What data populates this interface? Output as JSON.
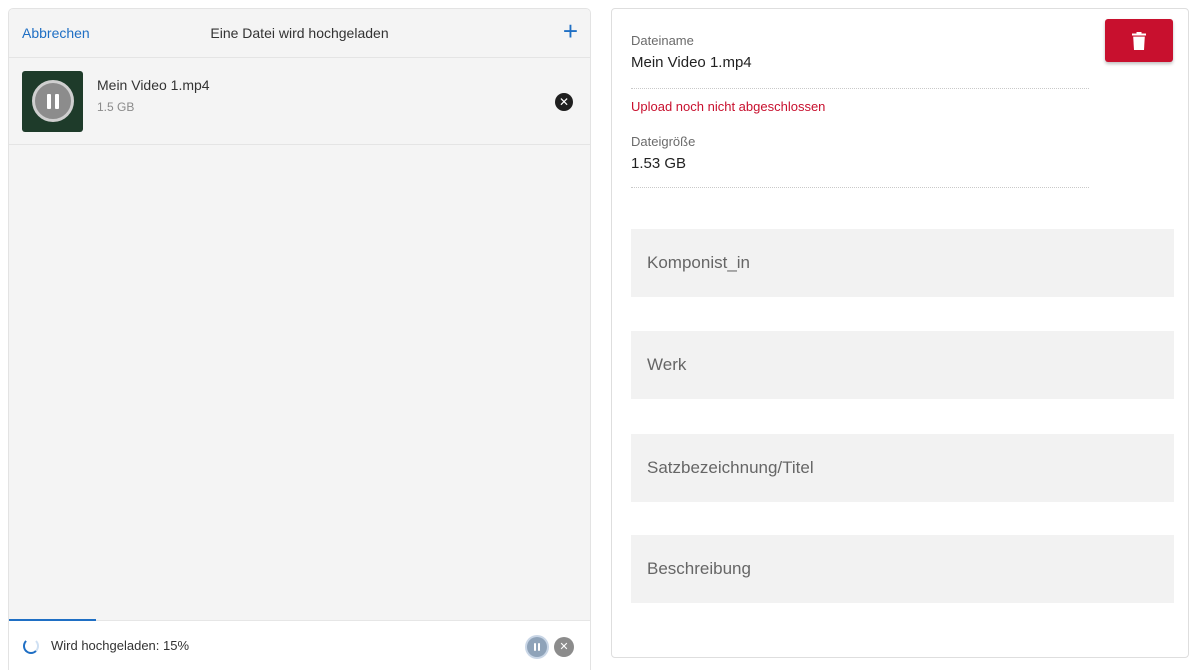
{
  "uploader": {
    "header": {
      "cancel_label": "Abbrechen",
      "title": "Eine Datei wird hochgeladen",
      "add_symbol": "+"
    },
    "files": [
      {
        "name": "Mein Video 1.mp4",
        "size": "1.5 GB",
        "thumb_icon": "pause-icon",
        "remove_icon": "close-icon"
      }
    ],
    "footer": {
      "status_text": "Wird hochgeladen: 15%",
      "progress_percent": 15,
      "pause_icon": "pause-icon",
      "cancel_icon": "close-icon"
    }
  },
  "details": {
    "filename_label": "Dateiname",
    "filename_value": "Mein Video 1.mp4",
    "error_text": "Upload noch nicht abgeschlossen",
    "filesize_label": "Dateigröße",
    "filesize_value": "1.53 GB",
    "delete_icon": "trash-icon",
    "fields": [
      {
        "placeholder": "Komponist_in"
      },
      {
        "placeholder": "Werk"
      },
      {
        "placeholder": "Satzbezeichnung/Titel"
      },
      {
        "placeholder": "Beschreibung"
      }
    ]
  },
  "colors": {
    "accent": "#1f6fc4",
    "danger": "#c8102e",
    "panel_bg": "#f4f4f4",
    "input_bg": "#f2f2f2"
  }
}
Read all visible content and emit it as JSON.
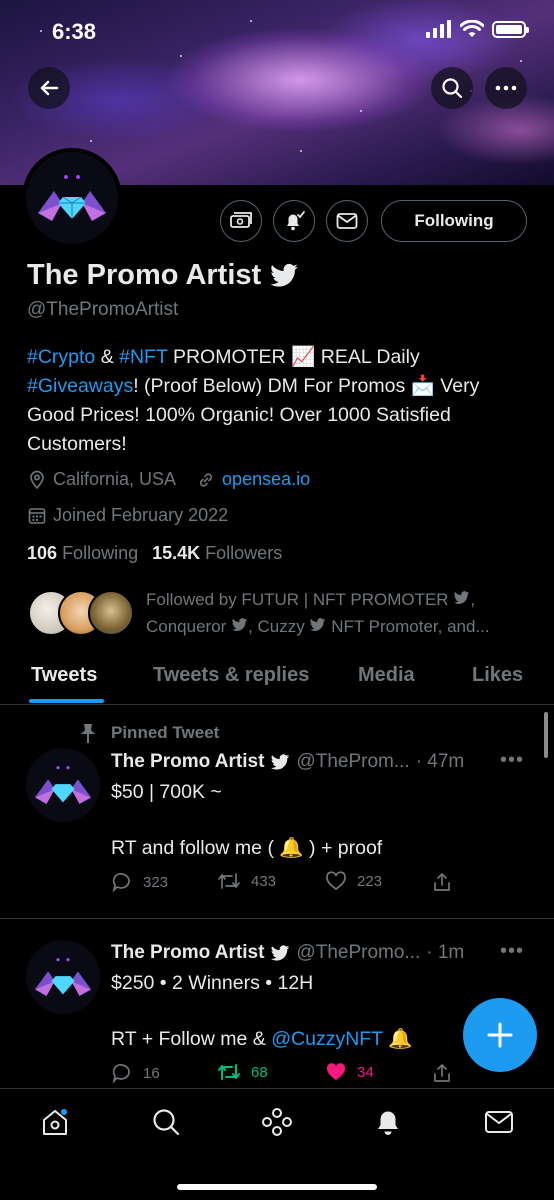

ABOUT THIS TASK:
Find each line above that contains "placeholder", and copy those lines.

EXERCISE ANSWER:
        "placeholder": "Komponist_in"
        "placeholder": "Werk"
        "placeholder": "Satzbezeichnung/Titel"
        "placeholder": "Beschreibung"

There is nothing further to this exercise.